• **WHAT YOU NEED TO DO**: An exact reproduction of the entries is needed. Keep all pictures out of it.

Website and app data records
* * *

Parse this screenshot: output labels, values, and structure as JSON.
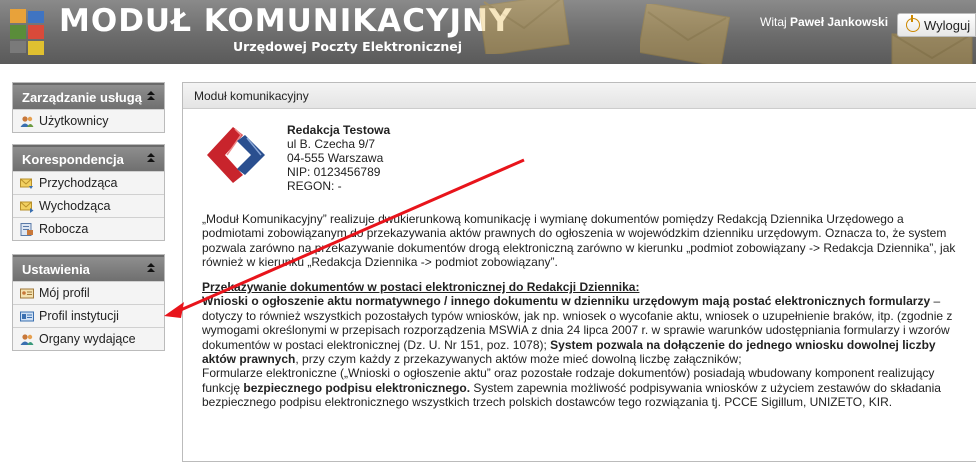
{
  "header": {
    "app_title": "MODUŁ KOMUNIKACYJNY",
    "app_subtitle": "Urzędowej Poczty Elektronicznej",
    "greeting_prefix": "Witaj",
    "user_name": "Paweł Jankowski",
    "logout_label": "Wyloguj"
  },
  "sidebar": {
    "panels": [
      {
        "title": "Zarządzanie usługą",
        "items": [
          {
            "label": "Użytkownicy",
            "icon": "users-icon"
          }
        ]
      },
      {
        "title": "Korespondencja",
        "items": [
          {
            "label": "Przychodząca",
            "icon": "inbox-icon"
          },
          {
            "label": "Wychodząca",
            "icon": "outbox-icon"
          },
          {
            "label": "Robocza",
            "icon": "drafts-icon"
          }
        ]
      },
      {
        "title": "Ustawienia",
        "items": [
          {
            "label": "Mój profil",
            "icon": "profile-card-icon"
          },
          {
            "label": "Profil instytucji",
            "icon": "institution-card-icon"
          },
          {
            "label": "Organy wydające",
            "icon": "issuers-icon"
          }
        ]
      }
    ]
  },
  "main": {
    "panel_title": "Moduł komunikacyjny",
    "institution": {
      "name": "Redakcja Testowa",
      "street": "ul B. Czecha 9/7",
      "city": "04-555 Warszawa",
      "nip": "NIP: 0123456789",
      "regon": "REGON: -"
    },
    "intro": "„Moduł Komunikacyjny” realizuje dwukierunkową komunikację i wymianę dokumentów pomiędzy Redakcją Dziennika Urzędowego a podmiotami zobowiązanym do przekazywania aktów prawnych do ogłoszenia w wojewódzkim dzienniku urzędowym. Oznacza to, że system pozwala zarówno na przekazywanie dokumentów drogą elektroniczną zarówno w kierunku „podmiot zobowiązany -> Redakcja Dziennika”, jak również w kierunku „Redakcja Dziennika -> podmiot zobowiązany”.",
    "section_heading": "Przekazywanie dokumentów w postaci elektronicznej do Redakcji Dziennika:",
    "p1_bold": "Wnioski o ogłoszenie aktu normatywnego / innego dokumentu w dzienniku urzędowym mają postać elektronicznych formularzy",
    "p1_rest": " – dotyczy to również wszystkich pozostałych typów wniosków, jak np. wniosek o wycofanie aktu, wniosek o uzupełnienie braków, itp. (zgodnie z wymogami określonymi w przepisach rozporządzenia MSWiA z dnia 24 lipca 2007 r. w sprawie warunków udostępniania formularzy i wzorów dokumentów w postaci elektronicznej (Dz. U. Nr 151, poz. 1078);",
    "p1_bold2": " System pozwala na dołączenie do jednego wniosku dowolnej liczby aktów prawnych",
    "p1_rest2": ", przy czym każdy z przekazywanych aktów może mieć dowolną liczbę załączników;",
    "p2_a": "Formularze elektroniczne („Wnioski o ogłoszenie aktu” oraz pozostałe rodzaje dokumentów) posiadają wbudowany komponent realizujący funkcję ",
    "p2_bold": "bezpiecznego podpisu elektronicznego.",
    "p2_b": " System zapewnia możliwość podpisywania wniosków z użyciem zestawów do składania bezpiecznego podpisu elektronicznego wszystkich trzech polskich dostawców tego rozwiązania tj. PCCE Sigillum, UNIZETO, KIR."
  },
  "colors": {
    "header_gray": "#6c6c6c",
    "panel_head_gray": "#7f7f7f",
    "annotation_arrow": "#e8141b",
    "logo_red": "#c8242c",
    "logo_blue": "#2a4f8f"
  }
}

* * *

• **COMPLETED EXERCISE**:
Parse this screenshot: output labels, values, and structure as JSON.
{
  "header": {
    "app_title": "MODUŁ KOMUNIKACYJNY",
    "app_subtitle": "Urzędowej Poczty Elektronicznej",
    "greeting_prefix": "Witaj",
    "user_name": "Paweł Jankowski",
    "logout_label": "Wyloguj"
  },
  "sidebar": {
    "panels": [
      {
        "title": "Zarządzanie usługą",
        "items": [
          {
            "label": "Użytkownicy",
            "icon": "users-icon"
          }
        ]
      },
      {
        "title": "Korespondencja",
        "items": [
          {
            "label": "Przychodząca",
            "icon": "inbox-icon"
          },
          {
            "label": "Wychodząca",
            "icon": "outbox-icon"
          },
          {
            "label": "Robocza",
            "icon": "drafts-icon"
          }
        ]
      },
      {
        "title": "Ustawienia",
        "items": [
          {
            "label": "Mój profil",
            "icon": "profile-card-icon"
          },
          {
            "label": "Profil instytucji",
            "icon": "institution-card-icon"
          },
          {
            "label": "Organy wydające",
            "icon": "issuers-icon"
          }
        ]
      }
    ]
  },
  "main": {
    "panel_title": "Moduł komunikacyjny",
    "institution": {
      "name": "Redakcja Testowa",
      "street": "ul B. Czecha 9/7",
      "city": "04-555 Warszawa",
      "nip": "NIP: 0123456789",
      "regon": "REGON: -"
    },
    "intro": "„Moduł Komunikacyjny” realizuje dwukierunkową komunikację i wymianę dokumentów pomiędzy Redakcją Dziennika Urzędowego a podmiotami zobowiązanym do przekazywania aktów prawnych do ogłoszenia w wojewódzkim dzienniku urzędowym. Oznacza to, że system pozwala zarówno na przekazywanie dokumentów drogą elektroniczną zarówno w kierunku „podmiot zobowiązany -> Redakcja Dziennika”, jak również w kierunku „Redakcja Dziennika -> podmiot zobowiązany”.",
    "section_heading": "Przekazywanie dokumentów w postaci elektronicznej do Redakcji Dziennika:",
    "p1_bold": "Wnioski o ogłoszenie aktu normatywnego / innego dokumentu w dzienniku urzędowym mają postać elektronicznych formularzy",
    "p1_rest": " – dotyczy to również wszystkich pozostałych typów wniosków, jak np. wniosek o wycofanie aktu, wniosek o uzupełnienie braków, itp. (zgodnie z wymogami określonymi w przepisach rozporządzenia MSWiA z dnia 24 lipca 2007 r. w sprawie warunków udostępniania formularzy i wzorów dokumentów w postaci elektronicznej (Dz. U. Nr 151, poz. 1078);",
    "p1_bold2": " System pozwala na dołączenie do jednego wniosku dowolnej liczby aktów prawnych",
    "p1_rest2": ", przy czym każdy z przekazywanych aktów może mieć dowolną liczbę załączników;",
    "p2_a": "Formularze elektroniczne („Wnioski o ogłoszenie aktu” oraz pozostałe rodzaje dokumentów) posiadają wbudowany komponent realizujący funkcję ",
    "p2_bold": "bezpiecznego podpisu elektronicznego.",
    "p2_b": " System zapewnia możliwość podpisywania wniosków z użyciem zestawów do składania bezpiecznego podpisu elektronicznego wszystkich trzech polskich dostawców tego rozwiązania tj. PCCE Sigillum, UNIZETO, KIR."
  },
  "colors": {
    "header_gray": "#6c6c6c",
    "panel_head_gray": "#7f7f7f",
    "annotation_arrow": "#e8141b",
    "logo_red": "#c8242c",
    "logo_blue": "#2a4f8f"
  }
}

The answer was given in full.